→ **Exercise aim**
Set every entry down again exactly, omitting none.

→ **Available records**

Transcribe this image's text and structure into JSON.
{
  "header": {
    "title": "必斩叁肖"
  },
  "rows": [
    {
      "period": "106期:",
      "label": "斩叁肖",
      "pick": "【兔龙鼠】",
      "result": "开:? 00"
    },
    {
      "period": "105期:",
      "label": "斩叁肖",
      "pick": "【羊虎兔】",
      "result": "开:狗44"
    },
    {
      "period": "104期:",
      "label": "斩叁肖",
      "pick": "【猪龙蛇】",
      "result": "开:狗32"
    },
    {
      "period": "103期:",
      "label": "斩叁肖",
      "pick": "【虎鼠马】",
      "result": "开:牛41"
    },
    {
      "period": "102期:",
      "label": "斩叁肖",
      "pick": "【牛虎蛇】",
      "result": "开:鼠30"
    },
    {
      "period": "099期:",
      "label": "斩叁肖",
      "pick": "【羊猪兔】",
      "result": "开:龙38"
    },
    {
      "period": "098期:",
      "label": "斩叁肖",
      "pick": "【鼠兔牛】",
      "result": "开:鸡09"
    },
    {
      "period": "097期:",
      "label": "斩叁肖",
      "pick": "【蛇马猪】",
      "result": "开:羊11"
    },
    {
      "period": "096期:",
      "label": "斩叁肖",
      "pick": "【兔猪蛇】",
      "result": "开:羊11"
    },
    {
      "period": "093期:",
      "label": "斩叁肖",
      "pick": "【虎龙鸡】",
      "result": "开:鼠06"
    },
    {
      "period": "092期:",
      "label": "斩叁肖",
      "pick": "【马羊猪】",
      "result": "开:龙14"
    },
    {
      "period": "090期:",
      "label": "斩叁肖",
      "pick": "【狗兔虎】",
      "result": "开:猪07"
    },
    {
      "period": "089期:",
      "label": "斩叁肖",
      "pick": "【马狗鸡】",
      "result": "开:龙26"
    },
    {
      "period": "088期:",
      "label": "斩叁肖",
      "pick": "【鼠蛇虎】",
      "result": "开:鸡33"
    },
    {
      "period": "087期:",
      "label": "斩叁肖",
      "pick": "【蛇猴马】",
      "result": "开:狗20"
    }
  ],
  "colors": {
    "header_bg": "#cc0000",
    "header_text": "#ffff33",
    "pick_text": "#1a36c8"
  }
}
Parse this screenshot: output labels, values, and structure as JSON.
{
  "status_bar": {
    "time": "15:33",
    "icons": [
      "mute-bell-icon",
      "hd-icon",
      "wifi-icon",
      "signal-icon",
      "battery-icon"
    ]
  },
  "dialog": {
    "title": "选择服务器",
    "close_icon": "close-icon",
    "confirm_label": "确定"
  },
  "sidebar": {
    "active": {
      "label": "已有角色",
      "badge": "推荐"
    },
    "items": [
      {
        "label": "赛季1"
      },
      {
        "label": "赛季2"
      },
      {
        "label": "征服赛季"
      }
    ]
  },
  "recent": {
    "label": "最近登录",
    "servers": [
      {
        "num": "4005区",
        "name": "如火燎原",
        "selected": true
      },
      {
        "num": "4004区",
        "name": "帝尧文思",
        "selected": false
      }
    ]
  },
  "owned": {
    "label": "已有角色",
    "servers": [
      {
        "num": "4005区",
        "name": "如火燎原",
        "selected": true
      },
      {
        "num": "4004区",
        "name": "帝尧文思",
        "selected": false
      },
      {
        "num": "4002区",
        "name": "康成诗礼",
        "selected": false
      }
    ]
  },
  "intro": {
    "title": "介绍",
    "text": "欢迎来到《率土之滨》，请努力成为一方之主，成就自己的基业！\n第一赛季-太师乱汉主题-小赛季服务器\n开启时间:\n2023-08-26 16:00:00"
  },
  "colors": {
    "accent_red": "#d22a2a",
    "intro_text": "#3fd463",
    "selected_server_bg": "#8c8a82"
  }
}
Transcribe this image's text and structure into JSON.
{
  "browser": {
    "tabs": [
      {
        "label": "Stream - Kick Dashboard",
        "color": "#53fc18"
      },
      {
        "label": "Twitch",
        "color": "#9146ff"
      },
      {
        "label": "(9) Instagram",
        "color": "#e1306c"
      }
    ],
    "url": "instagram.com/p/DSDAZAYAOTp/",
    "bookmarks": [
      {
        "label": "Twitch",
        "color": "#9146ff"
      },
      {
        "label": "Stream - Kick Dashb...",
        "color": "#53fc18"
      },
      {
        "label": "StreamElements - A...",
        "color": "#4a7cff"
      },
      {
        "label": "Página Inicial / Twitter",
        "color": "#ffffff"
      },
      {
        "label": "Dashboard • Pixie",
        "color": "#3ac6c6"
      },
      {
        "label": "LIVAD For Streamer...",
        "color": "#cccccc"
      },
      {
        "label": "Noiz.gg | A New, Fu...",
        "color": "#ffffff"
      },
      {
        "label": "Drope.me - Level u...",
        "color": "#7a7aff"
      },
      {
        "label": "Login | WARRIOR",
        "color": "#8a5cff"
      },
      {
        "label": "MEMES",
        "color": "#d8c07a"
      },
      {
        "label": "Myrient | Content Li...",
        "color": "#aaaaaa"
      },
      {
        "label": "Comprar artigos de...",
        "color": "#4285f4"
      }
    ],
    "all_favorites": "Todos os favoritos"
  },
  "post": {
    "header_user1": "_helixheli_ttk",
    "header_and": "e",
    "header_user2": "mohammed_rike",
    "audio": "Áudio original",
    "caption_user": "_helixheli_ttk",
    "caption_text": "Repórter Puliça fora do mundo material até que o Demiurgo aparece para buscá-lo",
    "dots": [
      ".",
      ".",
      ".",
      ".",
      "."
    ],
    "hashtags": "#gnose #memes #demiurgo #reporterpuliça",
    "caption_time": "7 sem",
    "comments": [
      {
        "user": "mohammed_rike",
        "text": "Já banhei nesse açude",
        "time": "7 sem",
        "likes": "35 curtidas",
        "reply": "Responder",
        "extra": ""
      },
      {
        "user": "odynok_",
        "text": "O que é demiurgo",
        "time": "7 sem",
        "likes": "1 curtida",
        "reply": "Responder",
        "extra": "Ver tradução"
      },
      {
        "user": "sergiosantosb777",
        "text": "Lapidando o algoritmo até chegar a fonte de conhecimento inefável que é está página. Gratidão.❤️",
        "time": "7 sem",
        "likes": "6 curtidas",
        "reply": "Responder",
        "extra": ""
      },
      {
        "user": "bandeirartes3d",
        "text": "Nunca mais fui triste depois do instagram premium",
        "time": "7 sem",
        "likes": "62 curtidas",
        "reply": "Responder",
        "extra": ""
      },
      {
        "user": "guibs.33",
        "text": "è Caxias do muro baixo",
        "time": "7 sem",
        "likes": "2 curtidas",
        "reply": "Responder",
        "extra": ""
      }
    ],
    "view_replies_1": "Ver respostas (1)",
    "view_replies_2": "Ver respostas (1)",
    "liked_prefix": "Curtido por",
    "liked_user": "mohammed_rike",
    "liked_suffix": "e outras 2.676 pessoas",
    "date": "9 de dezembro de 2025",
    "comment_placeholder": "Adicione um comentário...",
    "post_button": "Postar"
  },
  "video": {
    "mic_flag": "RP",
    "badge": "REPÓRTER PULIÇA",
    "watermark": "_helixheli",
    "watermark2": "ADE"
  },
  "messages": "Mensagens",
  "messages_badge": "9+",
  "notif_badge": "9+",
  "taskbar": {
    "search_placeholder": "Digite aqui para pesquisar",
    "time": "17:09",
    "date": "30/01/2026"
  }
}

→ **Written response**
Transcribe this image's text and structure into JSON.
{
  "header": {
    "title": "必斩叁肖"
  },
  "rows": [
    {
      "period": "106期:",
      "label": "斩叁肖",
      "pick": "【兔龙鼠】",
      "result": "开:? 00"
    },
    {
      "period": "105期:",
      "label": "斩叁肖",
      "pick": "【羊虎兔】",
      "result": "开:狗44"
    },
    {
      "period": "104期:",
      "label": "斩叁肖",
      "pick": "【猪龙蛇】",
      "result": "开:狗32"
    },
    {
      "period": "103期:",
      "label": "斩叁肖",
      "pick": "【虎鼠马】",
      "result": "开:牛41"
    },
    {
      "period": "102期:",
      "label": "斩叁肖",
      "pick": "【牛虎蛇】",
      "result": "开:鼠30"
    },
    {
      "period": "099期:",
      "label": "斩叁肖",
      "pick": "【羊猪兔】",
      "result": "开:龙38"
    },
    {
      "period": "098期:",
      "label": "斩叁肖",
      "pick": "【鼠兔牛】",
      "result": "开:鸡09"
    },
    {
      "period": "097期:",
      "label": "斩叁肖",
      "pick": "【蛇马猪】",
      "result": "开:羊11"
    },
    {
      "period": "096期:",
      "label": "斩叁肖",
      "pick": "【兔猪蛇】",
      "result": "开:羊11"
    },
    {
      "period": "093期:",
      "label": "斩叁肖",
      "pick": "【虎龙鸡】",
      "result": "开:鼠06"
    },
    {
      "period": "092期:",
      "label": "斩叁肖",
      "pick": "【马羊猪】",
      "result": "开:龙14"
    },
    {
      "period": "090期:",
      "label": "斩叁肖",
      "pick": "【狗兔虎】",
      "result": "开:猪07"
    },
    {
      "period": "089期:",
      "label": "斩叁肖",
      "pick": "【马狗鸡】",
      "result": "开:龙26"
    },
    {
      "period": "088期:",
      "label": "斩叁肖",
      "pick": "【鼠蛇虎】",
      "result": "开:鸡33"
    },
    {
      "period": "087期:",
      "label": "斩叁肖",
      "pick": "【蛇猴马】",
      "result": "开:狗20"
    }
  ],
  "colors": {
    "header_bg": "#cc0000",
    "header_text": "#ffff33",
    "pick_text": "#1a36c8"
  }
}
Parse this screenshot: output labels, values, and structure as JSON.
{
  "status_bar": {
    "time": "15:33",
    "icons": [
      "mute-bell-icon",
      "hd-icon",
      "wifi-icon",
      "signal-icon",
      "battery-icon"
    ]
  },
  "dialog": {
    "title": "选择服务器",
    "close_icon": "close-icon",
    "confirm_label": "确定"
  },
  "sidebar": {
    "active": {
      "label": "已有角色",
      "badge": "推荐"
    },
    "items": [
      {
        "label": "赛季1"
      },
      {
        "label": "赛季2"
      },
      {
        "label": "征服赛季"
      }
    ]
  },
  "recent": {
    "label": "最近登录",
    "servers": [
      {
        "num": "4005区",
        "name": "如火燎原",
        "selected": true
      },
      {
        "num": "4004区",
        "name": "帝尧文思",
        "selected": false
      }
    ]
  },
  "owned": {
    "label": "已有角色",
    "servers": [
      {
        "num": "4005区",
        "name": "如火燎原",
        "selected": true
      },
      {
        "num": "4004区",
        "name": "帝尧文思",
        "selected": false
      },
      {
        "num": "4002区",
        "name": "康成诗礼",
        "selected": false
      }
    ]
  },
  "intro": {
    "title": "介绍",
    "text": "欢迎来到《率土之滨》，请努力成为一方之主，成就自己的基业！\n第一赛季-太师乱汉主题-小赛季服务器\n开启时间:\n2023-08-26 16:00:00"
  },
  "colors": {
    "accent_red": "#d22a2a",
    "intro_text": "#3fd463",
    "selected_server_bg": "#8c8a82"
  }
}
Transcribe this image's text and structure into JSON.
{
  "browser": {
    "tabs": [
      {
        "label": "Stream - Kick Dashboard",
        "color": "#53fc18"
      },
      {
        "label": "Twitch",
        "color": "#9146ff"
      },
      {
        "label": "(9) Instagram",
        "color": "#e1306c"
      }
    ],
    "url": "instagram.com/p/DSDAZAYAOTp/",
    "bookmarks": [
      {
        "label": "Twitch",
        "color": "#9146ff"
      },
      {
        "label": "Stream - Kick Dashb...",
        "color": "#53fc18"
      },
      {
        "label": "StreamElements - A...",
        "color": "#4a7cff"
      },
      {
        "label": "Página Inicial / Twitter",
        "color": "#ffffff"
      },
      {
        "label": "Dashboard • Pixie",
        "color": "#3ac6c6"
      },
      {
        "label": "LIVAD For Streamer...",
        "color": "#cccccc"
      },
      {
        "label": "Noiz.gg | A New, Fu...",
        "color": "#ffffff"
      },
      {
        "label": "Drope.me - Level u...",
        "color": "#7a7aff"
      },
      {
        "label": "Login | WARRIOR",
        "color": "#8a5cff"
      },
      {
        "label": "MEMES",
        "color": "#d8c07a"
      },
      {
        "label": "Myrient | Content Li...",
        "color": "#aaaaaa"
      },
      {
        "label": "Comprar artigos de...",
        "color": "#4285f4"
      }
    ],
    "all_favorites": "Todos os favoritos"
  },
  "post": {
    "header_user1": "_helixheli_ttk",
    "header_and": "e",
    "header_user2": "mohammed_rike",
    "audio": "Áudio original",
    "caption_user": "_helixheli_ttk",
    "caption_text": "Repórter Puliça fora do mundo material até que o Demiurgo aparece para buscá-lo",
    "dots": [
      ".",
      ".",
      ".",
      ".",
      "."
    ],
    "hashtags": "#gnose #memes #demiurgo #reporterpuliça",
    "caption_time": "7 sem",
    "comments": [
      {
        "user": "mohammed_rike",
        "text": "Já banhei nesse açude",
        "time": "7 sem",
        "likes": "35 curtidas",
        "reply": "Responder",
        "extra": ""
      },
      {
        "user": "odynok_",
        "text": "O que é demiurgo",
        "time": "7 sem",
        "likes": "1 curtida",
        "reply": "Responder",
        "extra": "Ver tradução"
      },
      {
        "user": "sergiosantosb777",
        "text": "Lapidando o algoritmo até chegar a fonte de conhecimento inefável que é está página. Gratidão.❤️",
        "time": "7 sem",
        "likes": "6 curtidas",
        "reply": "Responder",
        "extra": ""
      },
      {
        "user": "bandeirartes3d",
        "text": "Nunca mais fui triste depois do instagram premium",
        "time": "7 sem",
        "likes": "62 curtidas",
        "reply": "Responder",
        "extra": ""
      },
      {
        "user": "guibs.33",
        "text": "è Caxias do muro baixo",
        "time": "7 sem",
        "likes": "2 curtidas",
        "reply": "Responder",
        "extra": ""
      }
    ],
    "view_replies_1": "Ver respostas (1)",
    "view_replies_2": "Ver respostas (1)",
    "liked_prefix": "Curtido por",
    "liked_user": "mohammed_rike",
    "liked_suffix": "e outras 2.676 pessoas",
    "date": "9 de dezembro de 2025",
    "comment_placeholder": "Adicione um comentário...",
    "post_button": "Postar"
  },
  "video": {
    "mic_flag": "RP",
    "badge": "REPÓRTER PULIÇA",
    "watermark": "_helixheli",
    "watermark2": "ADE"
  },
  "messages": "Mensagens",
  "messages_badge": "9+",
  "notif_badge": "9+",
  "taskbar": {
    "search_placeholder": "Digite aqui para pesquisar",
    "time": "17:09",
    "date": "30/01/2026"
  }
}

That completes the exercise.